**Directions**
If an entry holds a picture, drop the picture but restate the entry word for word.

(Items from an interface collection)
◇ ◇ ◇ ◇ ◇ ◇ ◇
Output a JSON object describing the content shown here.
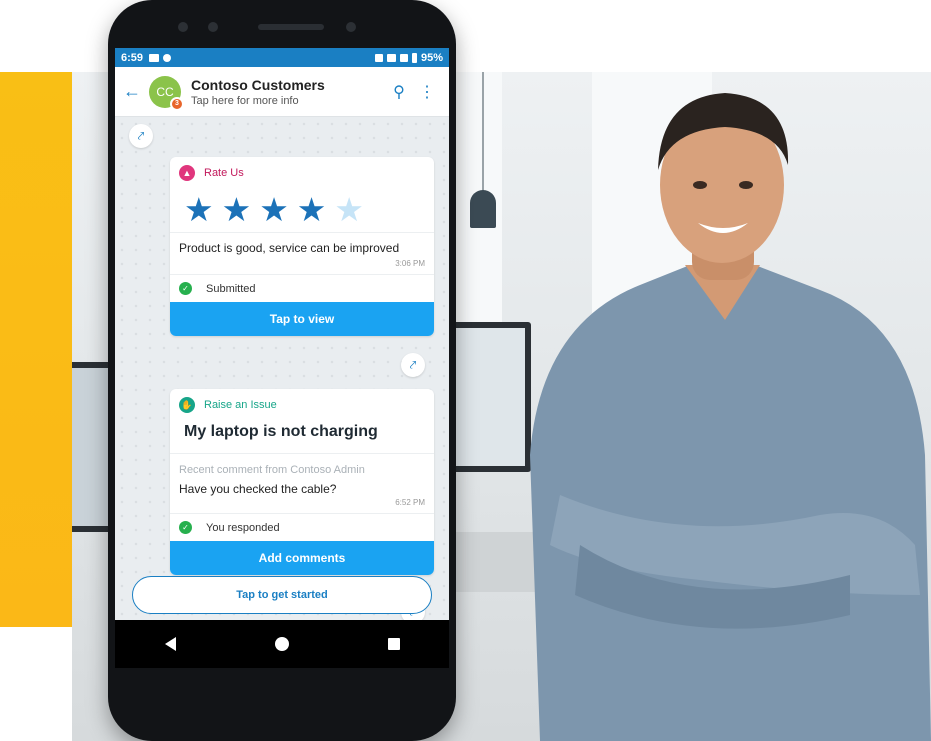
{
  "status_bar": {
    "time": "6:59",
    "battery": "95%"
  },
  "header": {
    "avatar_initials": "CC",
    "avatar_badge": "3",
    "title": "Contoso Customers",
    "subtitle": "Tap here for more info"
  },
  "rate_card": {
    "type_label": "Rate Us",
    "rating": 4,
    "rating_max": 5,
    "comment": "Product is good, service can be improved",
    "time": "3:06 PM",
    "status": "Submitted",
    "action": "Tap to view"
  },
  "issue_card": {
    "type_label": "Raise an Issue",
    "title": "My laptop is not charging",
    "recent_label": "Recent comment from Contoso Admin",
    "recent_comment": "Have you checked the cable?",
    "time": "6:52 PM",
    "status": "You responded",
    "action": "Add comments"
  },
  "start_button": "Tap to get started",
  "colors": {
    "accent_yellow": "#f9bf15",
    "brand_blue": "#1a7fc3",
    "button_blue": "#1aa3f2",
    "star_filled": "#1c72b8",
    "star_empty": "#c6e4f7",
    "success_green": "#27b04e"
  }
}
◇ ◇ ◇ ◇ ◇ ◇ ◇
**Solution to this exercise**
Output a JSON object describing the content shown here.
{
  "status_bar": {
    "time": "6:59",
    "battery": "95%"
  },
  "header": {
    "avatar_initials": "CC",
    "avatar_badge": "3",
    "title": "Contoso Customers",
    "subtitle": "Tap here for more info"
  },
  "rate_card": {
    "type_label": "Rate Us",
    "rating": 4,
    "rating_max": 5,
    "comment": "Product is good, service can be improved",
    "time": "3:06 PM",
    "status": "Submitted",
    "action": "Tap to view"
  },
  "issue_card": {
    "type_label": "Raise an Issue",
    "title": "My laptop is not charging",
    "recent_label": "Recent comment from Contoso Admin",
    "recent_comment": "Have you checked the cable?",
    "time": "6:52 PM",
    "status": "You responded",
    "action": "Add comments"
  },
  "start_button": "Tap to get started",
  "colors": {
    "accent_yellow": "#f9bf15",
    "brand_blue": "#1a7fc3",
    "button_blue": "#1aa3f2",
    "star_filled": "#1c72b8",
    "star_empty": "#c6e4f7",
    "success_green": "#27b04e"
  }
}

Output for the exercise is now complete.